Within the music industry’s fleeting environment, many bands shine brightly but burn out quickly, their existence marked by a blend of creativity and tumultuous challenges. The story of such bands often reads like a cautionary tale of fame, talent, and the pressures that accompany sudden success.

One such example is Derek and the Dominos, which found itself grappling with internal and external forces that made its downfall almost inevitable, as implied by Eric Clapton in a 1991 interview with Rolling Stone.

Clapton On ‘Layla’ And Emotional Turmoil

In the earlier part of the conversation, the guitarist talked about the song ‘Layla,’ which he originally recorded with Derek and the Dominos. He said that he couldn’t listen to a three-CD set released by Polygram to commemorate the twentieth anniversary of the song due to the painful feelings it might provoke. Then, the interviewer said that the band was characterized by some unfortunate circumstances, to which Clapton replied:

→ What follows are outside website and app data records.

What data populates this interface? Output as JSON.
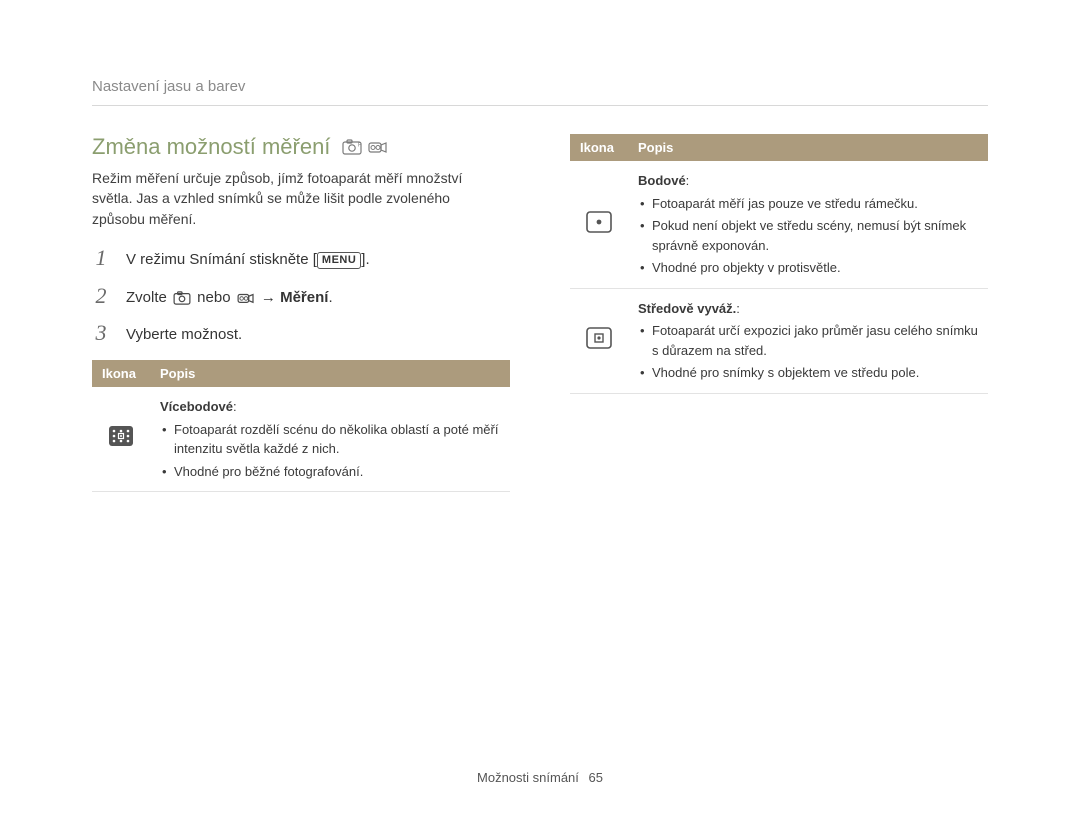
{
  "breadcrumb": "Nastavení jasu a barev",
  "heading": "Změna možností měření",
  "intro": "Režim měření určuje způsob, jímž fotoaparát měří množství světla. Jas a vzhled snímků se může lišit podle zvoleného způsobu měření.",
  "steps": {
    "n1": "1",
    "t1_a": "V režimu Snímání stiskněte [",
    "t1_menu": "MENU",
    "t1_b": "].",
    "n2": "2",
    "t2_a": "Zvolte ",
    "t2_b": " nebo ",
    "t2_c": " → ",
    "t2_bold": "Měření",
    "t2_d": ".",
    "n3": "3",
    "t3": "Vyberte možnost."
  },
  "table": {
    "hdr_icon": "Ikona",
    "hdr_desc": "Popis",
    "rows": [
      {
        "icon": "multi",
        "title": "Vícebodové",
        "items": [
          "Fotoaparát rozdělí scénu do několika oblastí a poté měří intenzitu světla každé z nich.",
          "Vhodné pro běžné fotografování."
        ]
      },
      {
        "icon": "spot",
        "title": "Bodové",
        "items": [
          "Fotoaparát měří jas pouze ve středu rámečku.",
          "Pokud není objekt ve středu scény, nemusí být snímek správně exponován.",
          "Vhodné pro objekty v protisvětle."
        ]
      },
      {
        "icon": "center",
        "title": "Středově vyváž.",
        "items": [
          "Fotoaparát určí expozici jako průměr jasu celého snímku s důrazem na střed.",
          "Vhodné pro snímky s objektem ve středu pole."
        ]
      }
    ]
  },
  "footer": {
    "section": "Možnosti snímání",
    "page": "65"
  }
}
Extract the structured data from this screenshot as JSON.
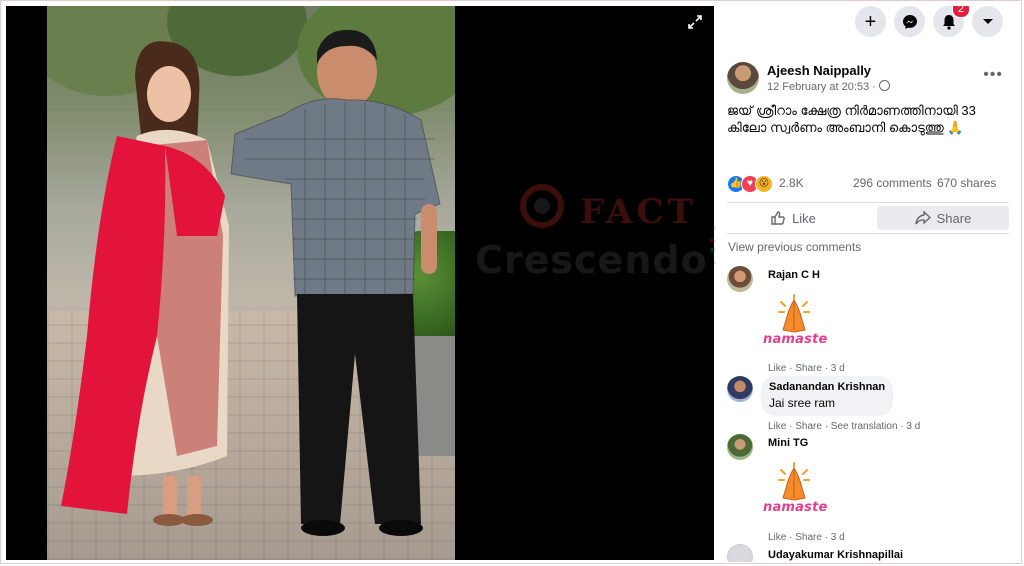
{
  "viewer": {
    "expand_icon": "expand-icon"
  },
  "watermark": {
    "line1": "FACT",
    "line2": "Crescendo"
  },
  "topbar": {
    "create_icon": "plus-icon",
    "messenger_icon": "messenger-icon",
    "notifications_icon": "bell-icon",
    "notifications_count": "2",
    "account_icon": "caret-down-icon"
  },
  "post": {
    "author": "Ajeesh Naippally",
    "time": "12 February at 20:53 · ",
    "audience_icon": "globe-icon",
    "text": "ജയ് ശ്രീറാം ക്ഷേത്ര നിർമാണത്തിനായി 33 കിലോ സ്വർണം അംബാനി കൊടുത്തു 🙏",
    "reactions_count": "2.8K",
    "comments_count": "296 comments",
    "shares_count": "670 shares",
    "like_label": "Like",
    "share_label": "Share",
    "view_previous": "View previous comments"
  },
  "comments": [
    {
      "name": "Rajan C H",
      "sticker": "namaste",
      "actions": "Like · Share · 3 d"
    },
    {
      "name": "Sadanandan Krishnan",
      "text": "Jai sree ram",
      "actions": "Like · Share · See translation · 3 d"
    },
    {
      "name": "Mini TG",
      "sticker": "namaste",
      "actions": "Like · Share · 3 d"
    },
    {
      "name": "Udayakumar Krishnapillai"
    }
  ],
  "sticker_text": "namaste",
  "colors": {
    "accent": "#1877f2",
    "badge": "#e41e3f",
    "sticker_pink": "#e83d8a",
    "sticker_orange": "#f58b2a"
  }
}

“The way it started was so anonymous, being Derek and the Dominos and doing a tour with no one knowing who we were. And then it was finally discovered, and we peaked so quickly and made so much money.”

The Impact Of Rapid Fame On Band Members

Reflecting on the consequences of this sudden success, the rocker continued:

“And these guys, who were basically from the south – like [keyboardist] Bobby Whitlock and [drummer] Jim Gordon – were suddenly thrust into all this money and drugs and women, and it just cart-wheeled, took off and blew up.”

He then implied how the band’s downfall was inevitable, given the circumstances, noting:

“It was like a massive car crash, and scary, scary, scary. We couldn’t even talk to one another; we were so wound up and drugged out and paranoid. It was doomed, really. I don’t think it could have been salvaged by anybody.”

Recalling The Band’s Challenges And Drug Use

In some of his earlier interviews, Clapton opened up about the environment in the band several times. Speaking to Uncut in October 2006, he explained that following the making of ‘Layla,’ Derek and the Dominos disbanded. The guitarist also mentioned that their tour was challenging due to the excessive drug use and continued:

“It frightens me to think about it. It was cocaine and heroin, and it wore the band down, and a hostility was released that hadn’t been there before. When drugs or medication enter the picture, something happens to relationships. They just dissolve. Whatever held us together got thrown out, and the atmosphere was so bad you could cut it with a knife. My instinct in those scenes is just to get out. I went back home and stayed there and locked all the doors.”

The band split up in 1971 before they could complete their second album. In an interview with music critic Robert Palmer, Clapton explained that the making of their second album was disrupted by paranoia and tension. Following the breakup, the guitarist stopped touring and recording to deal with a severe heroin addiction.